I have been hearing several stories recently from colleagues who provide a managed social media service that their clients are not renewing 3-month contracts, or are deciding not to continue with social media after having tried it for a few months.
I find this quite disturbing and I’m keen to understand more about why it’s happening.
I know that some of the business owners concerned are disappointed that they have not seen an increase in sales – in 3 months from starting at nothing!! A little unrealistic given that it’s widely accepted that it may take several months, or over a year, for a social media campaign to start producing appreciable benefits! Similarly, another business owner complained that he had not seen the increase in traffic to his website that he had been expecting, over a similar time frame! Another example of unrealistic timescales, I would suggest!
I think that it is the unrealistic expectations of many business owners that are at the root of the perceived problems with social media marketing campaigns. I read recently that 87% of European social media projects fail to live up to expectation (http://www.creamglobal.com/17799/24163/the-secret-of-social-media-success-%281%29) and this can only be because this expectation was not married to realism when the project was planned and launched.
A good social media manager will find out what a business sees as a priority in terms of results from a social media campaign and will then put a strategy in place to achieve this. They will also explain that results will very often take time to achieve and cannot be guaranteed. However, they will do all they can to ensure that the desired results are achieved, tweaking the approach as the campaign progresses to ensure it stays on track. They will also take advantage of all the advances in the ever-changing world of social media in order to perfect their client’s campaign.
Some business owners, however, as we all know, just will not take the advice offered on board. They will expect the largely unattainable whatever they are advised to the contrary. But why do they have this mindset? Would they take this stance about a leafleting campaign or promotion via adverts in a local magazine? Maybe it is the mystery, hype and excitement that surrounds this ‘new’ way of marketing that leads to some seeing it as the Holy Grail of all marketing. What a shame! This approach will blind business owners to the true, remarkable potential that using social media has to bring success to their businesses.

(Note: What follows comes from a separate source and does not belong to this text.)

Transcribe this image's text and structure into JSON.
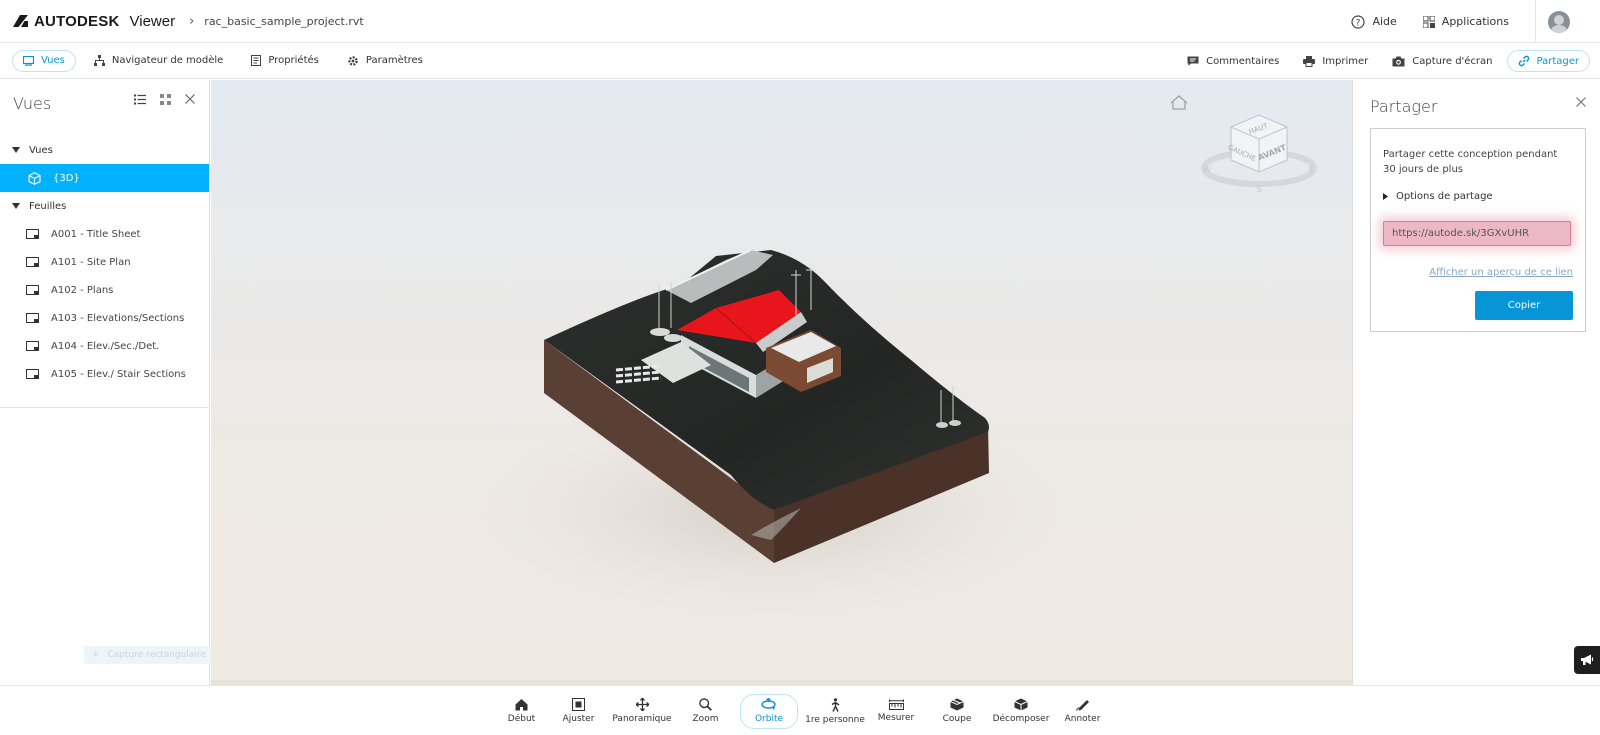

The point is that social media is where people are at – over 30 million of us in the UK are now on Facebook, it was announced recently. If business owners decide to stop using social media after a mismatch of results to expectation, they are then depriving their business of a huge chunk of marketing potential. Social media is not going to go away – it is going to do exactly the opposite as the revolution continues to grow in power and reach.
I would suggest that a large number of ‘it’s like this’ conversations need to be taking place sooner rather than later in order that business owners who did see the potential of social media and take the plunge are not then left out in the cold whilst all their competitors jump in and reap the benefits that a properly planned social media strategy can afford.